Splitting your pension
Under the Family Law Act, superannuation interests are considered a type of property by the family court. As well as accumulation-style accounts, these interests include the following UniSuper pensions:
- Flexi Pensions
- Commercial Rate Indexed Pensions paying $2,000 or more p.a.
- Defined Benefit Indexed Pensions paying $2,000 or more p.a.
Once you separate or divorce, you and your ex-partner may split your super by agreement, or by court order—the same way as many other assets.
See our Super and family law fact sheet for more information.
Revisit your estate planning
If you’re getting divorced or separated, you should review any provisions you’ve made for your estate or for someone to manage your affairs if you’re unable to. These include:
- the beneficiaries you’ve nominated to receive your pension after you die
- requirements you’ve listed in your Will for the distribution of your assets
- Powers of Attorney (POA) and/or guardians you’ve appointed to make important decisions on your behalf if you’re unable to.
This will help ensure your ex-spouse isn’t required to act on your behalf after your death, e.g. as executor, or doesn’t inherit any assets against your wishes.
Reassess your eligibility for Centrelink benefits
When your marriage or relationship breaks down, the way Centrelink assesses your eligibility for benefits like the Age Pension will change. This is because you'll now be treated as a single person under Centrelink’s income and assets tests.

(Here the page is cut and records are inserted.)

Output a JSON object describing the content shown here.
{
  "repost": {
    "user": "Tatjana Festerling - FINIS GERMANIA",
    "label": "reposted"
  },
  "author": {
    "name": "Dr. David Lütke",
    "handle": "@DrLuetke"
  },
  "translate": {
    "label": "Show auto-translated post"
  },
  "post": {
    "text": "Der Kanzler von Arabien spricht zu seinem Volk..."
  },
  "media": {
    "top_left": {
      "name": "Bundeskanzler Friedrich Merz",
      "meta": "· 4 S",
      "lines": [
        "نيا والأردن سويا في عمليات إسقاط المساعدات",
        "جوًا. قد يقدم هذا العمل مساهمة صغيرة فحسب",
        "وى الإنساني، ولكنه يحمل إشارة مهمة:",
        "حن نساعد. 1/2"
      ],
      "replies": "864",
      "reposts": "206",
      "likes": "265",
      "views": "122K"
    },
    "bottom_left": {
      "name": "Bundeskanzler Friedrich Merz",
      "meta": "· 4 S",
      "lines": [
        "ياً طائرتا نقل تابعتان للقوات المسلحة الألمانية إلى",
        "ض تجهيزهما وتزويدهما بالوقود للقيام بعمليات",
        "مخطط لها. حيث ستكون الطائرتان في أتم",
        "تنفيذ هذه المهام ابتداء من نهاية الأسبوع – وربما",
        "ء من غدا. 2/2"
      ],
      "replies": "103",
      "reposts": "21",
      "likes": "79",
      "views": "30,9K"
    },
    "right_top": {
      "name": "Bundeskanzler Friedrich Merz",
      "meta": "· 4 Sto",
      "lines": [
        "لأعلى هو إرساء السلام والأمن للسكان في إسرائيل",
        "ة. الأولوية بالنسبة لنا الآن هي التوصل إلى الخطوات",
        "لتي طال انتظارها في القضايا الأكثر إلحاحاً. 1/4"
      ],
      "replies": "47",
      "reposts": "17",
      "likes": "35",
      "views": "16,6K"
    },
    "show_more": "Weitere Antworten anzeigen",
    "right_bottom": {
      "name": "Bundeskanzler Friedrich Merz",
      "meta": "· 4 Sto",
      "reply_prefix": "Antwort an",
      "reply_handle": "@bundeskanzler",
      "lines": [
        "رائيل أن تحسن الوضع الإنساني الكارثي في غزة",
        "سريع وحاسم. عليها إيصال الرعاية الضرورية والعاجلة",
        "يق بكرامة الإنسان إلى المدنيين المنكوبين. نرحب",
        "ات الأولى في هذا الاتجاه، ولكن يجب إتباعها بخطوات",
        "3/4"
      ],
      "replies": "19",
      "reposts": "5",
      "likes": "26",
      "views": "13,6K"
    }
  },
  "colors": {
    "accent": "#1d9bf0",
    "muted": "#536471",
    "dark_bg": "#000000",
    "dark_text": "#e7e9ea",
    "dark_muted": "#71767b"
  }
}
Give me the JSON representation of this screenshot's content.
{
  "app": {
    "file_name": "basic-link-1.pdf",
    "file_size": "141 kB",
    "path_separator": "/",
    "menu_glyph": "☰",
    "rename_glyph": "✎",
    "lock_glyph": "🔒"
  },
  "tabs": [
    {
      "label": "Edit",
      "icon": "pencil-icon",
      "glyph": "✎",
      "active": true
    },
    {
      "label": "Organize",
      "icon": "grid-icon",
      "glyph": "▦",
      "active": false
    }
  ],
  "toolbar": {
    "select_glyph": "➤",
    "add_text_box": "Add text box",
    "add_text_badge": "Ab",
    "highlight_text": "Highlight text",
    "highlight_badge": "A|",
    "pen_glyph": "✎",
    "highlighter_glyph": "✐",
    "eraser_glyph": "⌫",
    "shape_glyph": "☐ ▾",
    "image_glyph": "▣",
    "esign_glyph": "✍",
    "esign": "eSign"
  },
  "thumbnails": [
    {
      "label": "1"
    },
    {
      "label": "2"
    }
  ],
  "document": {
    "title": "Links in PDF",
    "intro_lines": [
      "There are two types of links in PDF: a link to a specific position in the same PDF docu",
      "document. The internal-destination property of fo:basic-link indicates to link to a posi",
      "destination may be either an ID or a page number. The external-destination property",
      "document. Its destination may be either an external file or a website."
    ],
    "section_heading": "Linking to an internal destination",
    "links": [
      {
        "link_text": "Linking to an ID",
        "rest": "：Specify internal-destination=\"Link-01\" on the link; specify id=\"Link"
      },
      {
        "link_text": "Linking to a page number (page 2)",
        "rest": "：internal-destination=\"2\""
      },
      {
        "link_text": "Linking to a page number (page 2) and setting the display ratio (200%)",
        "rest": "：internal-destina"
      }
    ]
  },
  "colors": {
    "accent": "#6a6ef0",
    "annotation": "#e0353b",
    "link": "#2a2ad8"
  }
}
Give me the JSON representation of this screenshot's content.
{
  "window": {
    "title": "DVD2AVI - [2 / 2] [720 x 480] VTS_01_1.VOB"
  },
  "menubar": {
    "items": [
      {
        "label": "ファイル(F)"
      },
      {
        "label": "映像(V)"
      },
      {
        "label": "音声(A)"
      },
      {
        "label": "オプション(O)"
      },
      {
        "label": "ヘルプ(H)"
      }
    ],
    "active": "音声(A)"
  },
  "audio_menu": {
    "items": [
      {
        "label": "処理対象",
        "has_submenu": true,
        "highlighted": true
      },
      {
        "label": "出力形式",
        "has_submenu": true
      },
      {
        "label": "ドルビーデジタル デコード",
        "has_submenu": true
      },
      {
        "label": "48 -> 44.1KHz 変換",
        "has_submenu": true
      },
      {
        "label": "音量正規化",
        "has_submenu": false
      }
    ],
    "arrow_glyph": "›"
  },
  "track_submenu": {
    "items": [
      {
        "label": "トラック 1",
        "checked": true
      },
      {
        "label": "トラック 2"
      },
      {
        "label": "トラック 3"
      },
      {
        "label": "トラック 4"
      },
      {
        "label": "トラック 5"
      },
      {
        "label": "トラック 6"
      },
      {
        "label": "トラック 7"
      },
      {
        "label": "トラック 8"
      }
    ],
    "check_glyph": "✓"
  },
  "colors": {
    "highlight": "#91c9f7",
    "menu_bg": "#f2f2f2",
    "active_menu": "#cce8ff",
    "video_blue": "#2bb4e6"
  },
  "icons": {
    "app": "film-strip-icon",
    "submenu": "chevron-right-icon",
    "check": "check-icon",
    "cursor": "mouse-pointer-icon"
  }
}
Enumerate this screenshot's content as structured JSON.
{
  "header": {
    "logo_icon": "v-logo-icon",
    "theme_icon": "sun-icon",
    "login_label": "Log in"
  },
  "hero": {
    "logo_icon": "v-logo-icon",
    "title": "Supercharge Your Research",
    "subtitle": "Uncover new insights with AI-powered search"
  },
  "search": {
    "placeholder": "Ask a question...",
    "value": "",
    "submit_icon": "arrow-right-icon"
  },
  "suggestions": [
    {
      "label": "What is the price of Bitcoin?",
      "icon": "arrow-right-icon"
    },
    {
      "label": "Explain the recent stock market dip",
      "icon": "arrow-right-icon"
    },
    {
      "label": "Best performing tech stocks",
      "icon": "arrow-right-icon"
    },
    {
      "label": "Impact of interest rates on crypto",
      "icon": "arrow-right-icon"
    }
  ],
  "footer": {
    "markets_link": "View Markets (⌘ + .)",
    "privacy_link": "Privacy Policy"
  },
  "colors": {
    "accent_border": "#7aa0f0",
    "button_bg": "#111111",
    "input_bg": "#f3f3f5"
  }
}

You may also be assessed differently under the assets test depending on your home ownership status following the divorce or separation.
As a result, your Centrelink payments may increase or reduce depending on your financial situation.
For more information, you can visit the Centrelink website or call 132 300.
Get a financial health check
If your marriage or relationship breaks down, the assets and liabilities you held individually and as a couple may be split between you and your former spouse—as a result, you may find yourself in unfamiliar financial territory.
This is a good time to take stock of your finances by having a financial ‘health check’.
A financial adviser can help get you back on track by reassessing your net worth and formulating a strategy to cover any costs (e.g. legal) you may have incurred and help you achieve your goals.
Find out how a UniSuper financial adviser can help you.